Apple Orchards Face Tough Decisions This Year

Some Vermont orchards lost nearly all of their apples this year, imperiling the pick-your-own business.

When you call Green Mountain Orchards, a popular pick-your-own-apples destination in Putney, Vermont, the current outgoing message doesn't boast about which apple varieties are available for picking.

"We managed to scrape up enough to keep our farm store going," a voice on the other end of the line says, in part, explaining that the orchard's PYO offering is not available this year. The message goes on to encourage visiting anyway—there are apples for sale, along with cider, cider doughnuts, and pies.

Vermont’s apple shortage, explained

On May 18 of this year, much of Vermont experienced freezing temperatures not typical for that late in the season. Casey Darrow, co-owner of Green Mountain Orchards, told The Takeout this week that the orchard lost 90% of its crop in that freeze. As of early October, the orchard had just crossed the threshold of its 3,000th bushel picked. Typically, a season comprises 50,000 bushels.


"We had a low of 24 degrees, and 28 degrees is where you start to have significant damage," said Darrow. "It was also below 28 for most of the night. By the time dawn came around, and even after the sun had come up, it was 25, 26 degrees. We were basically panicking."

A lot of people have asked whether the trees had blossomed earlier this year compared to other years, thus making them more vulnerable to freezing temperatures, but Darrow said that wasn't the case. They were right on time. The freeze was the outlier and Darrow knew, even in those early hours, that the results were going to be dire.

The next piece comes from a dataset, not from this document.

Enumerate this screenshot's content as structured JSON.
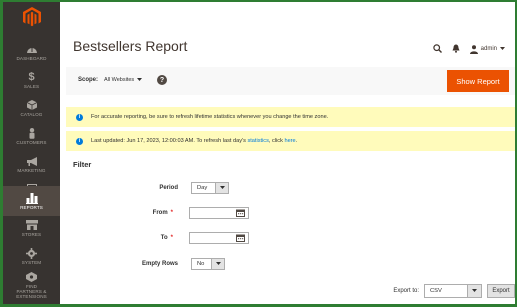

"Over the next few days, we started to cut open he little fruitlets, and it looked as bad as we thought," he said. "We cut open a hundred fruitlets from trees in different areas, and every single one was black inside."


Darrow said that despite the early signs of devastation, the crew waited a good long while into the summer before making a call about whether its pick-your-own operation would be able to run this year. Some varieties of apples looked like they might be okay, albeit small and perhaps misshapen. But as summer went on, it seemed less tenable.

"Pretty late in the summer, we finally just said, 'No, we can't open for pick-your-own,'" said Darrow. "We'd sell out in one weekend, we'd have to tell people where the fruit is and isn't, and they'll be disappointed because they're small and misshaped."

In Vermont, a place where apple picking is a tourist destination, that's a tough decision to make. Darrow said that on a recent weekend, the orchard's farm store brought in one-third of the revenue that weekend had brought in the year prior.

"We aren't getting the crowds," he said. "We haven't had a parking problem yet where the parking lot is overflowing. It's definitely affected people coming out."

How orchards survive a bad crop

Darrow said that even with crop insurance, it will be impossible to recoup the loss entirely, so the orchard has been tightening its spending, including cutting back on how much labor it invested in for the summer and fall. Winter looms, though, and the work of winter will be exacerbated by the lack of a harvest, not alleviated by it.


The orchard spends the winter pruning the trees, a task that's integral to ensuring a good crop the following year. Darrow said that because the trees didn't produce fruit this summer and fall, they put more energy into growing the parts of the tree that will have to be pruned off.

"It's like a double whammy," said Darrow, noting that the orchard will need to increase the amount of labor during a winter fed by a dearth of income from a hollowed-out fall. "But we're going to be okay. I think we're in a decent position, providing we have a crop next year."

Other recent crop shortages across the country

The unpredictability of weather, spurred largely by climate change, is affecting crops in various ways. While cold impacted apples in Vermont, heat, and then frost, impacted peaches in the South, particularly in Georgia. Meanwhile, in Wisconsin, this year's apple crop was diminished by drought.


Darrow said it's the unpredictability that gives him concern for the future. Although there are some measures an orchard can take to protect its already blossoming crops from freeze, none are particularly practical for a relatively small orchard. One method, for example, involves giant fans called Frost Fans that stir up the air, which on a particularly cold night is often striated. They cost, Darrow said, around $100,000 each, and his orchard would require at least a dozen of them.

"Some orchards bring in helicopters to do the same thing," he said. "But I wouldn't even know who to call."

Though insurance will help him recoup about 25% of what was lost this year, Darrow said he has concerns that as more weather events affect more fruit-growing operations, even that could become untenable.


"One of my concerns is that at some point, insurance companies will say, 'This isn't working for us—we keep having these big payouts, we have to triple the premium,'" he said. "My fear is insurance will become less effective for farms. How we are going to protect our ability to produce food? Will that be from the federal government, or what?"

For Darrow, that calls into question how viable his industry, and agriculture at large, can remain if such devastating events began to happen more often.

"If this happened every five years, could a business like ours survive? If not, then we're in big trouble. And not just us. Agriculture is in big trouble."